Childbirth, in literature, almost always takes place “offstage,” outside a book’s main action. Even contemporary novels, unless they are specifically about motherhood, birth babies in a sentence or two. What was Comyns up to, then, in devoting three chapters of this short book to Sophia’s labor and delivery? One possibility: the description of Sophia’s labor make the class and sex limbo that threatens her life inescapably clear: she is too middle-class to give birth, as poor people still mostly did in 1930, at home, but she is too poor to give birth, as richer women did, attended by competent doctors in a private hospital.
Instead, she is treated brutally at the public hospital where a thoughtful friend of a friend has managed to get her admitted as a charity case. The fate that awaits her there is horrifying in part because its horror is so commonplace; millions of women shared it, and worse, still do. Even today birth is pathologized and shrouded in mystery in most of the developed world. Comyns, with her knack for defamiliarization that reveals the strangeness of the most familiar, was a perfect observer of the absurdity of the situation in which her narrator—and in which she—found herself. “Besides being very uncomfortable it made me feel dreadfully shamed and exposed. People would not dream of doing such a thing to an animal. I think the ideal way to have a baby would be in a dark, quiet room, all alone and not hurried.”
With these frank and detailed chapters, Comyns elevates what might have been a commonplace melodrama about a girl led astray into much more unusual sort of novel—especially for its time. The particulars of Sophia’s birth are outdated, but the feelings she describes—of shame, helplessness, and terror, wonder at her baby countered by fear for his life—are still far too common in life, yet still far too rare in literature.
This essay appears as the introduction to the new edition of Our Spoons Came from Woolworths, out November 10, from New York Review Books. Reprinted with permission.

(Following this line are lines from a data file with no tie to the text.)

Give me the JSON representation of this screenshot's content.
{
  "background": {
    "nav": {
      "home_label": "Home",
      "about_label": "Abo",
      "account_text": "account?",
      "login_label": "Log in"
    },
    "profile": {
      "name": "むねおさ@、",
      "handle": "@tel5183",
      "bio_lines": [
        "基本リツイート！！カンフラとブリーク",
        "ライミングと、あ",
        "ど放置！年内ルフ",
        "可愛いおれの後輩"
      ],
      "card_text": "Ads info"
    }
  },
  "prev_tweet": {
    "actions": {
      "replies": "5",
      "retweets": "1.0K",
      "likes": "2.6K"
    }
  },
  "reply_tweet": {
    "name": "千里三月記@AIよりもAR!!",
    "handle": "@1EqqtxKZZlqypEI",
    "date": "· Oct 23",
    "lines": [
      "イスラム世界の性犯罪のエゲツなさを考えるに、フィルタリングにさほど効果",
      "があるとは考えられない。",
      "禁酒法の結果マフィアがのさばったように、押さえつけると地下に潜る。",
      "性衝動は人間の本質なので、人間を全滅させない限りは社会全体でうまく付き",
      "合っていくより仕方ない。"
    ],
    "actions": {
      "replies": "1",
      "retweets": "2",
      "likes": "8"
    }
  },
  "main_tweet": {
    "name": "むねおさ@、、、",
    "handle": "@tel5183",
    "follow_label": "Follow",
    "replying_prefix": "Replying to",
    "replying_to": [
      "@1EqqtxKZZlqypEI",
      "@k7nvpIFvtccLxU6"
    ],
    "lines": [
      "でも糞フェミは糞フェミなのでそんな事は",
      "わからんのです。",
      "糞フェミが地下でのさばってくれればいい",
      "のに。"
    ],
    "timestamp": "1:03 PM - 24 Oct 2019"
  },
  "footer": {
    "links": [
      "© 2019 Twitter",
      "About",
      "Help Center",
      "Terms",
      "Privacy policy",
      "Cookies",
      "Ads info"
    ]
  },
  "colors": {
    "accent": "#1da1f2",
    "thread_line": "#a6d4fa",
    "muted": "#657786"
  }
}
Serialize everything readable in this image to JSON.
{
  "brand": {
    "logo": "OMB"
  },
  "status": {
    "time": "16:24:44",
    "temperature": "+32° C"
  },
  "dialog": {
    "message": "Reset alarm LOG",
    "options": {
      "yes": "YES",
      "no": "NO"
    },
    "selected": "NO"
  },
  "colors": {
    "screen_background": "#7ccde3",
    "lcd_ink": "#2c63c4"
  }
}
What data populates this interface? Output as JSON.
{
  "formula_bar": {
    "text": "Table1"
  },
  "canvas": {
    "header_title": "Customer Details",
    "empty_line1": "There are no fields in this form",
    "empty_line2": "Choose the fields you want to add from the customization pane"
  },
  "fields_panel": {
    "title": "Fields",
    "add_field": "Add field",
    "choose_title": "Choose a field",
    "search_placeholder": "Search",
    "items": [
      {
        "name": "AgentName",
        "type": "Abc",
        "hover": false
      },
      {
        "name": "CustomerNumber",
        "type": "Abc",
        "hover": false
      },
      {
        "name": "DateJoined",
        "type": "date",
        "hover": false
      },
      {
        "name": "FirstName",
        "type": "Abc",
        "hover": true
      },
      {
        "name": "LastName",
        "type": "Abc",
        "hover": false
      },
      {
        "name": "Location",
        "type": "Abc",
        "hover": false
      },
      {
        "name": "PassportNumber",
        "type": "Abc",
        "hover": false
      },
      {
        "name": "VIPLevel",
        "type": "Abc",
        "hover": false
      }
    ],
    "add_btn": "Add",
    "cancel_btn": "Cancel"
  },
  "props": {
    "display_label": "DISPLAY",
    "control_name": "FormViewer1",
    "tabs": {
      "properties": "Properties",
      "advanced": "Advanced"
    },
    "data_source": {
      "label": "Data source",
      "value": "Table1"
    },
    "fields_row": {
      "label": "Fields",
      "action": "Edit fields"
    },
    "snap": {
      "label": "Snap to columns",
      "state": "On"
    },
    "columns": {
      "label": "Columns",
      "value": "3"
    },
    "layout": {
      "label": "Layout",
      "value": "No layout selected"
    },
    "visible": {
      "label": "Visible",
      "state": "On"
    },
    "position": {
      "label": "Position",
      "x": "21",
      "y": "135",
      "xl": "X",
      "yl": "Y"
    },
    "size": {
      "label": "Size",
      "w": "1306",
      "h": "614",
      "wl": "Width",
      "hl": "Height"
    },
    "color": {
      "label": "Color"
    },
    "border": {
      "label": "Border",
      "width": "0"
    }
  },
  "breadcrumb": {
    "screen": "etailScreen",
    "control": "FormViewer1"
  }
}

Emily Gould is the author of the essay collection And the Heart Says Whatever and the novel Friendship. She is the co-owner of Emily Books and lives in Brooklyn.